Avoiding A Sting
One of the most common questions we are asked is “When do wasps sting you?”. This is a great question and there are plenty of myths and legends to go along with it. While some believe they are only out to take revenge on the human race and eventually take over the world, we would have to disagree.
Aside from someone who actually steps on a wasp nest, most people are stung in mid-to-late summer. This happens because the normal social structure of the wasp colony is breaking down and the annual cycle is changing. The fertile queens are starting to get ready to hibernate over the winter to start new colonies the following spring. The queens are no longer releasing the hormone that maintains the colony cohesion so the worker wasps are disoriented. They are searching for sweet foods like soft drinks or jelly and usually find themselves among humans. This is when wasps sting, when they are disoriented.
Once You’ve Been Stung by a Wasp

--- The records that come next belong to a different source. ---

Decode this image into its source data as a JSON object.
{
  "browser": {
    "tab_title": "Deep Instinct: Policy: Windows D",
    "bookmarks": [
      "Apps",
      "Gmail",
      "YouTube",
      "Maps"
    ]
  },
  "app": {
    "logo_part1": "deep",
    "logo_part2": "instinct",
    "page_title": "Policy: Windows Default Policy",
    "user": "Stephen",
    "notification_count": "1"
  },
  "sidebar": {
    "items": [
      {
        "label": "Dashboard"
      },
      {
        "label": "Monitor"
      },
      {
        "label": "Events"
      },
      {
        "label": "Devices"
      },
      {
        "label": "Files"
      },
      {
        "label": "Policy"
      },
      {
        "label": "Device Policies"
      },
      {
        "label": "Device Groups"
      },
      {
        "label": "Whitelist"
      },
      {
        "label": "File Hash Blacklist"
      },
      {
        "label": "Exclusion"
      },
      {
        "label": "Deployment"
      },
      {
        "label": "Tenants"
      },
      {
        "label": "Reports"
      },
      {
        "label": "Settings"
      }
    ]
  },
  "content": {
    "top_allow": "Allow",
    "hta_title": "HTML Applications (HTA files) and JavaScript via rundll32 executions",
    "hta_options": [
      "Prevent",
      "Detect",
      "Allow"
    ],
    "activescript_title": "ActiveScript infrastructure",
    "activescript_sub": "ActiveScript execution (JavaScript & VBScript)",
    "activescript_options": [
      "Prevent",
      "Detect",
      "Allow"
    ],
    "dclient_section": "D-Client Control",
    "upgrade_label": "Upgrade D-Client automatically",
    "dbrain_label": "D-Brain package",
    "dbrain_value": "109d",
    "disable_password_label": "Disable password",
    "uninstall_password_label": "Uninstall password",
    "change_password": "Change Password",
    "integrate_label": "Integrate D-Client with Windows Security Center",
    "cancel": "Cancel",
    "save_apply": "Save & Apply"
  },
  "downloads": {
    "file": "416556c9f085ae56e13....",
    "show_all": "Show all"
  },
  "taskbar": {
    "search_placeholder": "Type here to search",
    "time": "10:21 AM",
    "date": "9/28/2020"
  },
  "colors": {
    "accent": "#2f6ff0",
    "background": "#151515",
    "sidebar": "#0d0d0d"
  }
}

Wasp stings can be extremely uncomfortable and are a common summer ailment to the unsuspecting outdoorsy individual. Unless you’re among those unfortunate few who are severely allergic to wasp venom, the sting can most likely be treated at home with a few simple materials and techniques.
Remove the Stinger
Before you can treat the injury effectively, you must remove the stinger. Some sources recommend removing the stinger with a flat, non-sharp, makeshift tool (like a butter knife or a credit card) applied by scraping gently along the skin in the opposite direction of the sting. This will prevent the venom sack from releasing further toxins into the body (a risk if you use tweezers to pull out the stinger). It is, however, important to remove the stinger as quickly as possible (as this WebMD article confirms): if no flat object is readily available, then remove the stinger with whatever means you have at your disposal.
Clean the Site
Keeping the wound site clean is very important so that you don’t run the risk of infection. Once the stinger is removed, thoroughly cleanse the surrounding area using a gentle soap and warm water.
The sting site may be red, slightly swollen, and sore. These symptoms can be treated by applying ice: 10 minutes on, then 10 minutes off, repeated as necessary according to MedlinePlus, a service of the U.S. National Library of Medicine. Calamine lotion is also an effective way to soothe the irritation that comes with a wasp sting. A topical hydrocortisone cream can reduce local mild allergic reactions to a sting and also provide some welcome pain relief.
Other, more homegrown remedies for treating the area around a wasp sting include a baking soda paste (baking soda mixed with a little water applied liberally to the area), or a paste of unseasoned meat tenderizer mixed with water (the meat tenderizer includes an enzyme which is effective in breaking down bee and wasp venom). Mud can also be used to cool and calm the skin around the sting site. Further information on all-natural treatments can be found here. Another longstanding but less well-proven method for relieving the pain: apply vinegar (preferably white or apple cider) to the site. This neutralizes toxins in the venom and eases pain.
There are several over-the-counter oral medications that can help to soothe the symptoms of a wasp sting when used in conjunction with the topical remedies discussed above.
An antihistamine may be used to alleviate mild symptoms. Diphenhydramine (found in Benadryl) or loratadine (found in Claritin) can help to calm irritation from a sting (more information on these treatments is available here). This is available as an oral tablet, but may also be found in a cream, gel, or stick dispensing mechanism and applied directly to the affected area.
Further Medical Attention
If you have been stung and your tetanus shot is ten or more years out of date, you should seek professional care within 3-4 days of the injury to ensure that you have an up-to-date tetanus booster.
If you begin to experience respiratory distress; swelling of the throat, lips, or mouth; loss of consciousness; chest pain; nausea; or vomiting; these can be symptoms of a more severe allergic reaction. Seek professional medical attention immediately.